(618a) Methods for Low NOx Combustion in Ammonia/Natural Gas Dual Fuel Gas Turbine Combustor | AIChE

(618a) Methods for Low NOx Combustion in Ammonia/Natural Gas Dual Fuel Gas Turbine Combustor


Onishi, S. - Presenter, IHI Corporation
Ito, S., IHI Corporation
Uchida, M., IHI Corporation
Kato, S., IHI Corporation
Saito, T., IHI Corporation
Fujimori, T., IHI Corporation
Kobayashi, H., Tohoku University

is a carbon-free fuel, so it has potential to reduce carbon dioxide emission
from power plants when used as a fuel. However, combustion characteristics of ammonia
are notably different from hydrocarbon fuels, especially regarding NOx emission[1]. The nitrogen atom of the ammonia molecule may cause
high NOx emission. Therefore, special techniques to reduce NOx emission are
essential for gas turbine combustors which burn ammonia and natural gas. The
results of our previous study [2] showed the characteristics of NOx emission in
single-stage combustion. In this study, the concept for low-emission combustion
in two-stage combustion has been examined numerically and experimentally.

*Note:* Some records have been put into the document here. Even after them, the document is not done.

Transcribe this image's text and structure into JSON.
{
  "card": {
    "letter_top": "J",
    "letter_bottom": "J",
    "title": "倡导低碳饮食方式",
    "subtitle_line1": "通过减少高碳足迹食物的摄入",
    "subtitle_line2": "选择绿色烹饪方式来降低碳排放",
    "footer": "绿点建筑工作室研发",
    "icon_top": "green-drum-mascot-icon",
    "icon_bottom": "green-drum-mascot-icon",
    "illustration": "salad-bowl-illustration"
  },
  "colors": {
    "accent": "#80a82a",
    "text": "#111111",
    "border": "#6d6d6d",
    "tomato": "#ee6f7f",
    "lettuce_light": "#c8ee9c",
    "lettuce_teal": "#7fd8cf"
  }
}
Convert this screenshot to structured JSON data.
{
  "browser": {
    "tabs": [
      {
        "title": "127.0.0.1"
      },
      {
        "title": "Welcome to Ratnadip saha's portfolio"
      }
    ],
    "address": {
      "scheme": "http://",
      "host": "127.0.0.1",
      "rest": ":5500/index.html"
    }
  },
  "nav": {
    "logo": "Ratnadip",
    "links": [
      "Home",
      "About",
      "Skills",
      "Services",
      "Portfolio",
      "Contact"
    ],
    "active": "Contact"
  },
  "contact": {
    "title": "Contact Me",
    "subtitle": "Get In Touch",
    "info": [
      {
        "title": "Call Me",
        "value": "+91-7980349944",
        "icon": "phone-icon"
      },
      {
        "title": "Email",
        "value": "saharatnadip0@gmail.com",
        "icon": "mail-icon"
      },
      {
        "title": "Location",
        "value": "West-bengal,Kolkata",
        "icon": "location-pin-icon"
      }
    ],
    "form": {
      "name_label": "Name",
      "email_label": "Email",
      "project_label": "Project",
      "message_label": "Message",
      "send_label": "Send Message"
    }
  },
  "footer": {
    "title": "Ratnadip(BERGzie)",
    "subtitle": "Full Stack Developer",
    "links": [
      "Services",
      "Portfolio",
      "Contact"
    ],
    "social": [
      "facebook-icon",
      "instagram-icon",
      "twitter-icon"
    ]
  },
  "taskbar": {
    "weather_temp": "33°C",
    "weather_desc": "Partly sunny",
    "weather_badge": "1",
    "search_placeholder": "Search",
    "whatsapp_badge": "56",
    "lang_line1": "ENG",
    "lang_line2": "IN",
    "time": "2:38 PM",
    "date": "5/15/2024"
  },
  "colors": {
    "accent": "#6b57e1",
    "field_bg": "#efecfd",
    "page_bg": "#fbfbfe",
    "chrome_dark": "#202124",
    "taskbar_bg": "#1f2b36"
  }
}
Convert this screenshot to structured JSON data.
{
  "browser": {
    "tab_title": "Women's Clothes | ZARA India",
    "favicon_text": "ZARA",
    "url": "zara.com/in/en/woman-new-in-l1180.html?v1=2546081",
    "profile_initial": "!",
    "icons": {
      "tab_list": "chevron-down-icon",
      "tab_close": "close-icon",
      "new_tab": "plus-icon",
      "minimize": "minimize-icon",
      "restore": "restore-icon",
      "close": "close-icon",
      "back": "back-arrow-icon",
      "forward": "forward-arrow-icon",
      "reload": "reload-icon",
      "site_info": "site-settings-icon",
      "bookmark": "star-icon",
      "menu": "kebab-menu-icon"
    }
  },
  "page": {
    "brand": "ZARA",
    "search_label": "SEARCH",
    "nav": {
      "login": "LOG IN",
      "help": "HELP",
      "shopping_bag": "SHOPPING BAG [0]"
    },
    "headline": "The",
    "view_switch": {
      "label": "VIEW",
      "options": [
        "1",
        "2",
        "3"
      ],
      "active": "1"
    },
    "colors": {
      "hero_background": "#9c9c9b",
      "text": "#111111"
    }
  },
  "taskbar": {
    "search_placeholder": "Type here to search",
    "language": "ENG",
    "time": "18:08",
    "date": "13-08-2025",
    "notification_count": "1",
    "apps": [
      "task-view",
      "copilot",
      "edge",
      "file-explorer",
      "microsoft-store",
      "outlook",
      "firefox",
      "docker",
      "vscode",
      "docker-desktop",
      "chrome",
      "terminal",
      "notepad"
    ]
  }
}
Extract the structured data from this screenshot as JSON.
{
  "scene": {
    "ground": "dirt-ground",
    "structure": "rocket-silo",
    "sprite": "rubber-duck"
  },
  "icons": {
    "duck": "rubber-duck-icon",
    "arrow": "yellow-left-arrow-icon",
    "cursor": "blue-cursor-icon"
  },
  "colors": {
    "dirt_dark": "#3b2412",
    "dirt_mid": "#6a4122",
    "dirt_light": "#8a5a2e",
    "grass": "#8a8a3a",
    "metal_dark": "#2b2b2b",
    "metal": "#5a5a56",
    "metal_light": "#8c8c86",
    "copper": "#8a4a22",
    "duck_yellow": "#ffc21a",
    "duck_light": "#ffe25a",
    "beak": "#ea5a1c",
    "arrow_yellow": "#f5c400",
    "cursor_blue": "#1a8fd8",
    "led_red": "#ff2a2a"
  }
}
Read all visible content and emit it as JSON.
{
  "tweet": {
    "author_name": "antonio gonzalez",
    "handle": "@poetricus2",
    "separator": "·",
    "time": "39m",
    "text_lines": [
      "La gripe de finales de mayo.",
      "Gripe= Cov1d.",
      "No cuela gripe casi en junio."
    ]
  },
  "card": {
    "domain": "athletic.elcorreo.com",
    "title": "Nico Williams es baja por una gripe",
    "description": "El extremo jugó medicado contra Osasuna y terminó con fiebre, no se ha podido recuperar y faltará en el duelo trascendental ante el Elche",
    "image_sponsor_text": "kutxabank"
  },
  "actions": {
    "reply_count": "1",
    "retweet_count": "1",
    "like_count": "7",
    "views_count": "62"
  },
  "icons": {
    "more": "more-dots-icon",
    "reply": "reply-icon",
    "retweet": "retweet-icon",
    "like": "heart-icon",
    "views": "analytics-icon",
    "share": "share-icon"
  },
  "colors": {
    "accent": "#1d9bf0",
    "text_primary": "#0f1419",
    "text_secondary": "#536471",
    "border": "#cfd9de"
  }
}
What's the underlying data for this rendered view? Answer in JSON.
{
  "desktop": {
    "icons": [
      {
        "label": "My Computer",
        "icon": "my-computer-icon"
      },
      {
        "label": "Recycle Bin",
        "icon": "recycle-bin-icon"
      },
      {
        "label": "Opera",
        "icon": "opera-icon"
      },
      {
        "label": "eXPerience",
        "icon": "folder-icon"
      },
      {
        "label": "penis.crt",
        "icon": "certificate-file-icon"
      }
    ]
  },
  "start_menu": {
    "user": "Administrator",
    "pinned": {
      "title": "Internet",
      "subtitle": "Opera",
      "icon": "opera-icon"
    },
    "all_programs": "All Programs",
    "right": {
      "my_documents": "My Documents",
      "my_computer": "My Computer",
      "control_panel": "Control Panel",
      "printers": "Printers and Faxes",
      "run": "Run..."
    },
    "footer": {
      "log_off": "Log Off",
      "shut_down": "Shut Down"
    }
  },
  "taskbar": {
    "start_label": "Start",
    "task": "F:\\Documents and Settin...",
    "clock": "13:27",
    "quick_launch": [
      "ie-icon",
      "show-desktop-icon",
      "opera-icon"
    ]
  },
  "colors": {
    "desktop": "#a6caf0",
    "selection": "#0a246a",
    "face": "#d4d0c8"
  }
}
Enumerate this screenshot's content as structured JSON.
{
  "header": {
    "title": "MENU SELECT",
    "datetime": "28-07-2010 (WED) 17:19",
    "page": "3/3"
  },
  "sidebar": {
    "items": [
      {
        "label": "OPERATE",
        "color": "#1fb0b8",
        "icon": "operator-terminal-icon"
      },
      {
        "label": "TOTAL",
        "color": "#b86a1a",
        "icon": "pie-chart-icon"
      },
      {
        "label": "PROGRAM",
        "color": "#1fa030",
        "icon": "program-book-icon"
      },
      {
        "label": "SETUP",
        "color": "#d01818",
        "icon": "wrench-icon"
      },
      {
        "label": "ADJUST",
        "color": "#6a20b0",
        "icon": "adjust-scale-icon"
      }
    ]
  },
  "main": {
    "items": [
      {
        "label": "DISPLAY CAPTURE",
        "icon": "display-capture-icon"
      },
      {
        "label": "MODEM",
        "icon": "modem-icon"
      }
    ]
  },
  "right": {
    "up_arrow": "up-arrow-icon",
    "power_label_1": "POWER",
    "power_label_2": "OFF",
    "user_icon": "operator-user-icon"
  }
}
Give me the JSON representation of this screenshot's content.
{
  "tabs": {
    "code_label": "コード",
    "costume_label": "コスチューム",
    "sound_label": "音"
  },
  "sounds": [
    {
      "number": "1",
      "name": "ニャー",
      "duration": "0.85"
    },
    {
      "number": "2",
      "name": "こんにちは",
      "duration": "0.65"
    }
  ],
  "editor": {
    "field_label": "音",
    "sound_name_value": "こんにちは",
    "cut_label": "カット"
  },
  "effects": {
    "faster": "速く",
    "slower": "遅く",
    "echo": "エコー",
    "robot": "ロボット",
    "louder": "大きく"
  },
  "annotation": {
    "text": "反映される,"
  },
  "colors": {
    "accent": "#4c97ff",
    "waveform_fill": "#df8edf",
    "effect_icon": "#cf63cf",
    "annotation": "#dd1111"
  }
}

study was conducted to investigate the combustion characteristics in two-stage combustion.
A reactor network model comprising two perfectly stirred reactors (PSR) was
calculated with CHEMKIN-PRO  to evaluate NOx emission in short computation
time. The reaction mechanism constructed by Tian et al. [3] was used. In the
primary zone, methane/ammonia mixture is supplied as fuel. Then, only ammonia
is supplied to the secondary zone (Fig.1). Air, methane and ammonia flow splits
to primary and secondary zone are changed as parameters while total amounts of
methane, ammonia and air flow rate are fixed. Figure 2 shows the numerical
results in terms of NOx concentration in secondary zone against equivalence
ratio in primary zone for three ammonia flow splits. These results revealed that there are two methods to achieve
low NOx combustion, namely rich-lean combustion and combination of lean-burn
and secondary ammonia supply. In the first method, NOx is produced only in the primary
zone in fuel-rich condition and burned gas is diluted in the secondary zone
with secondary air. Therefore, the NOx formation in the primary zone is dominant
for emission. In the second method, lean combustion condition in the primary
zone leads to low temperature and low oxygen concentration in the secondary
zone. These conditions lead to low NOx concentration at the combustor outlet.

These predicted combustion characteristics have been examined
experimentally. Experimental results showed that NOx emission behavior is in
good agreement with the numerical results.

Fig. 1 Schematic of reactor network model.

Fig. 2 Numerical results of NOx concentration
against ammonia flow splits and equivalence ratio.


[1] M. T. Javed, N. Irfan, B.M. Gibbs, J.
Environmental Management 83: pp. 251-289 (2007).

[2] S. Ito,
S. Kato, T. Saito, T. Fujimori and H. Kobayashi, Proceedings of the Fifty-Third
Japanese Combustion Symposium (in Japanese), 2015

[3] Z. Tian, Y. Li and P. Glarborg, Combust. Flame
156: 1413-1426 (2009).